Start of RECORDS SUPPLIED
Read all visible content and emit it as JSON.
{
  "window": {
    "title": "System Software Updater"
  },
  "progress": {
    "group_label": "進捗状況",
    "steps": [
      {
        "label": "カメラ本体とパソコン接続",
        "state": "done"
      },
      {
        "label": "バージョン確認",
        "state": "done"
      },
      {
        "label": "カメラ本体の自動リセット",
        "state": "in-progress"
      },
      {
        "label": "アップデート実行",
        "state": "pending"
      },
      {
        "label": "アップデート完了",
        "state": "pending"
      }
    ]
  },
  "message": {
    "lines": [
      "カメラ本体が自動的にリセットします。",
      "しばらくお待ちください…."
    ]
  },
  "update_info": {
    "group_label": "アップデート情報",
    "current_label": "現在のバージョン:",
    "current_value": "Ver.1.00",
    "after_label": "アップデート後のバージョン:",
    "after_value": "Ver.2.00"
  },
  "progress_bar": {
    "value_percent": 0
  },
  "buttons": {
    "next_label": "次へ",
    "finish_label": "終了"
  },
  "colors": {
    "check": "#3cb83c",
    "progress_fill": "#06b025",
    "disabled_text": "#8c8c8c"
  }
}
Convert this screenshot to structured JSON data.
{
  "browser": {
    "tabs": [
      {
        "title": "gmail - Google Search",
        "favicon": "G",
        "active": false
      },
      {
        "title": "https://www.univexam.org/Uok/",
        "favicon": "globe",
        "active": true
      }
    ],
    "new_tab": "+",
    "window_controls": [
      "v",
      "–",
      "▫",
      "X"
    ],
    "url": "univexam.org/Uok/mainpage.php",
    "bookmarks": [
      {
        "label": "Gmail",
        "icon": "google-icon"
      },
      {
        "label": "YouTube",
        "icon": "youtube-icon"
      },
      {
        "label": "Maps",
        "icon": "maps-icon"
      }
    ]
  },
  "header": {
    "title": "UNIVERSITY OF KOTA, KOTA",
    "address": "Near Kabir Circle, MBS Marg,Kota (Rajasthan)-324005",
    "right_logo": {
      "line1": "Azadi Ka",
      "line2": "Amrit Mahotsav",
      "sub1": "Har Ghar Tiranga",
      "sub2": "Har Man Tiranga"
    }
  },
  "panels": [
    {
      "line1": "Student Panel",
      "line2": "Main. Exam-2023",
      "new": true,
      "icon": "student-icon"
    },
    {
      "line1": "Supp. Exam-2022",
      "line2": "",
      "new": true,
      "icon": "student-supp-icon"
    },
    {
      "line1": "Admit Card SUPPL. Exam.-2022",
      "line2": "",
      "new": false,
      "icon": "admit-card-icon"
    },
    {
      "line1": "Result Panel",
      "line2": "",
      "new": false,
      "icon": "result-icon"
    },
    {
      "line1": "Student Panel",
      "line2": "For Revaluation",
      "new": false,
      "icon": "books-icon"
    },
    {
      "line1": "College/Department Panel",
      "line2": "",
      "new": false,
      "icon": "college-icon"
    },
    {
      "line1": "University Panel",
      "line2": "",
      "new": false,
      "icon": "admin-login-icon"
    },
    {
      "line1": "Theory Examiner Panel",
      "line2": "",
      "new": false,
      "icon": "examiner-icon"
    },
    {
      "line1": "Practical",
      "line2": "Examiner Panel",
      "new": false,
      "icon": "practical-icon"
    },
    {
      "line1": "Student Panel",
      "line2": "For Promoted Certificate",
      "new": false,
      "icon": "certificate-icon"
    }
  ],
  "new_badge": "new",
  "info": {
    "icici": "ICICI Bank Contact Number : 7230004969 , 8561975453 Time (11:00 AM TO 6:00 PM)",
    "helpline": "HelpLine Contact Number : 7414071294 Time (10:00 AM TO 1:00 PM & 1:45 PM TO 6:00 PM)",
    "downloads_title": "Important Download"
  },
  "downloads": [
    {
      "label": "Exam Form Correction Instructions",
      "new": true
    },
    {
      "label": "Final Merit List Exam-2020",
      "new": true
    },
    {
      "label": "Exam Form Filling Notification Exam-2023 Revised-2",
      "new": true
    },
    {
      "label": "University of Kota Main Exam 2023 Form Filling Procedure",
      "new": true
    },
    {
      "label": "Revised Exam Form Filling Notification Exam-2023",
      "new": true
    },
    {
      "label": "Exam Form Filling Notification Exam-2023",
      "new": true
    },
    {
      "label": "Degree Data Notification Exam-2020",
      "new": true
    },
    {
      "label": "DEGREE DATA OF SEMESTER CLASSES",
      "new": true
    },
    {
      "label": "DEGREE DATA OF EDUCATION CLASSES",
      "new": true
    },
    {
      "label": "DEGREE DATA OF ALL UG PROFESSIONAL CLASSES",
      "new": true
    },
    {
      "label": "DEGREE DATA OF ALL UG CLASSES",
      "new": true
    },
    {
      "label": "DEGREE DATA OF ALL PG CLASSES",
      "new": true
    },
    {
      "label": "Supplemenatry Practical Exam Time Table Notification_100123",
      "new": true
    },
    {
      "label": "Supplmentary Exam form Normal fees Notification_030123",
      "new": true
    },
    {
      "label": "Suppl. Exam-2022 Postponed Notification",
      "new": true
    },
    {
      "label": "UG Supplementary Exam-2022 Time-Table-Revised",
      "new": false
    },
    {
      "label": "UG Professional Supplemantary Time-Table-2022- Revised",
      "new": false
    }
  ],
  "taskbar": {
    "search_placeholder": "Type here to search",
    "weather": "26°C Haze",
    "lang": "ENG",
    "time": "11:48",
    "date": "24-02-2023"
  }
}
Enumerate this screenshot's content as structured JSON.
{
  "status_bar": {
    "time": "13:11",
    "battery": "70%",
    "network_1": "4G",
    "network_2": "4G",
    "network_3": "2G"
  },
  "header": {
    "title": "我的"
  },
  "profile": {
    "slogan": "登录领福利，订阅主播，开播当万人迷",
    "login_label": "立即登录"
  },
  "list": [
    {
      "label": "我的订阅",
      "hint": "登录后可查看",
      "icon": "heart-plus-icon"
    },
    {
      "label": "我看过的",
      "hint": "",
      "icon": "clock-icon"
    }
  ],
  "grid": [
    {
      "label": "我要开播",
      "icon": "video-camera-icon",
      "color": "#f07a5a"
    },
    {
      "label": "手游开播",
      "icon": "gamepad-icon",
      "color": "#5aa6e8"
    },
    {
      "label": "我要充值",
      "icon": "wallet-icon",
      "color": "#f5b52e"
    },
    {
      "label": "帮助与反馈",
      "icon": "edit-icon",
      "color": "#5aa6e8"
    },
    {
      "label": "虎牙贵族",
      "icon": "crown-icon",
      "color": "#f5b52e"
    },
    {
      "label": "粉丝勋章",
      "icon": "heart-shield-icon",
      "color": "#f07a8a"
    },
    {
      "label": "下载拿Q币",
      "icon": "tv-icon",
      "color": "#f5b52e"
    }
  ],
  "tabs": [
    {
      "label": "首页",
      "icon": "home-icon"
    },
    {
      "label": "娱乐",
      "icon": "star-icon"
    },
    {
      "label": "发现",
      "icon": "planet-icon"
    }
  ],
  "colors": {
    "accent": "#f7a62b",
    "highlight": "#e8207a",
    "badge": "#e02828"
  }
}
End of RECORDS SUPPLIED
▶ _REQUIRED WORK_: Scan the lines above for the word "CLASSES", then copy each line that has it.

▶ _ANSWER_:
      "label": "DEGREE DATA OF SEMESTER CLASSES",
      "label": "DEGREE DATA OF EDUCATION CLASSES",
      "label": "DEGREE DATA OF ALL UG PROFESSIONAL CLASSES",
      "label": "DEGREE DATA OF ALL UG CLASSES",
      "label": "DEGREE DATA OF ALL PG CLASSES",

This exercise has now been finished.